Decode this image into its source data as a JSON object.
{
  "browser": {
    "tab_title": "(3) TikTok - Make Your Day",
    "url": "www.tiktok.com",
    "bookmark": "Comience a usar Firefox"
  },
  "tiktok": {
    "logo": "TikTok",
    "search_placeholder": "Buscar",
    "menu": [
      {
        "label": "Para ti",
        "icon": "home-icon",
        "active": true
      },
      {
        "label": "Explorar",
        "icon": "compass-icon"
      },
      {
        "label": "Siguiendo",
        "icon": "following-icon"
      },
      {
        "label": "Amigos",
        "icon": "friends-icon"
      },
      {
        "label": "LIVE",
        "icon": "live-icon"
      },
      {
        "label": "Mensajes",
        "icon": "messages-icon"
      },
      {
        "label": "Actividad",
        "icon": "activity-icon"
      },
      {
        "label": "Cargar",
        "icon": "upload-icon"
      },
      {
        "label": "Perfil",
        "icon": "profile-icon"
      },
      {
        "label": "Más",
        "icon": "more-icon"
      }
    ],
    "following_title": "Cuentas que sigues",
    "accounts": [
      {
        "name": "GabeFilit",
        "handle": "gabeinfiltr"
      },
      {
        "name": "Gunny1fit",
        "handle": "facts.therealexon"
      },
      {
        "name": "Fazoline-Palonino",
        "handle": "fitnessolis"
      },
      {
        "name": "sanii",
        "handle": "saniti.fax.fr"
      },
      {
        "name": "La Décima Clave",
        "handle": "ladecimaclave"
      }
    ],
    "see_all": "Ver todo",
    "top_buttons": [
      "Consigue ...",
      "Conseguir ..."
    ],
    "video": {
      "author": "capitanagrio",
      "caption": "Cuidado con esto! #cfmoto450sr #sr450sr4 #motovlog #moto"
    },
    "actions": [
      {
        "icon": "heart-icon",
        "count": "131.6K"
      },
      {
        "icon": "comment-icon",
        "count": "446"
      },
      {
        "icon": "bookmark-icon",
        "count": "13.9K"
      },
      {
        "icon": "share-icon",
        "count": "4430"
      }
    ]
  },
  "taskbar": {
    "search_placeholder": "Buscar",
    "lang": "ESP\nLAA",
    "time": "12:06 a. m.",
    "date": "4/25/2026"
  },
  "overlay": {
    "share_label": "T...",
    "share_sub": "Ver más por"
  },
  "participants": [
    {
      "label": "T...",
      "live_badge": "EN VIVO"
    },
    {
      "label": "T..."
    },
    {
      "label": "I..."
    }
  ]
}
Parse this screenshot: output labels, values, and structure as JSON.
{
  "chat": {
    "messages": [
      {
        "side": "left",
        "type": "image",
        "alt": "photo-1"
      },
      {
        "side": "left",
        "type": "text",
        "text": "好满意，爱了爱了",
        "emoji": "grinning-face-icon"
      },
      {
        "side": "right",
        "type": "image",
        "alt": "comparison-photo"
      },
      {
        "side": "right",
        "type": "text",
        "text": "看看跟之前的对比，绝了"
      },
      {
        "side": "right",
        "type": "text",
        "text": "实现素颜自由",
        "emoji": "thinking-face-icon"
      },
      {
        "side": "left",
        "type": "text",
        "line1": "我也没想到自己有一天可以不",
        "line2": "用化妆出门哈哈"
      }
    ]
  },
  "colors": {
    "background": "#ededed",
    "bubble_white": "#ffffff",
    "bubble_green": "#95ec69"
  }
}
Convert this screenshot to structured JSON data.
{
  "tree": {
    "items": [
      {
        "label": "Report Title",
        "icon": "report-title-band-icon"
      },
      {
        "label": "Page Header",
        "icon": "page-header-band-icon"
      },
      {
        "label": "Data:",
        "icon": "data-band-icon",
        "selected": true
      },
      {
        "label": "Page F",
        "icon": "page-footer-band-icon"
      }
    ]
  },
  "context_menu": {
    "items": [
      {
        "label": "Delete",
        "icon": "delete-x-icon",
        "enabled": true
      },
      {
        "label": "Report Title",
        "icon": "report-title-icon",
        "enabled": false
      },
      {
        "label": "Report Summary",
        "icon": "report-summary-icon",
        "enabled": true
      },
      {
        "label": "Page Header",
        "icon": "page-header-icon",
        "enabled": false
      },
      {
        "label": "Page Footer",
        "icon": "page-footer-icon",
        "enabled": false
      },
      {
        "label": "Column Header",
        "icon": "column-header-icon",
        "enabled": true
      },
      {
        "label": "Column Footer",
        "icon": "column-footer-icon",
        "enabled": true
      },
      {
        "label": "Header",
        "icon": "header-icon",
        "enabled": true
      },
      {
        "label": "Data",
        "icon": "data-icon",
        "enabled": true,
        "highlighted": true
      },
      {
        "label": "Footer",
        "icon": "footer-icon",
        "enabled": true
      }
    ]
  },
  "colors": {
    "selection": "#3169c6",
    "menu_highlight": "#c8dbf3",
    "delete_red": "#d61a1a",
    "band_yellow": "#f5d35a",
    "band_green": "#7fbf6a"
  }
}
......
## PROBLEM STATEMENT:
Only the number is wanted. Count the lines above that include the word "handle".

## SOLUTION FOR THIS PROBLEM:
5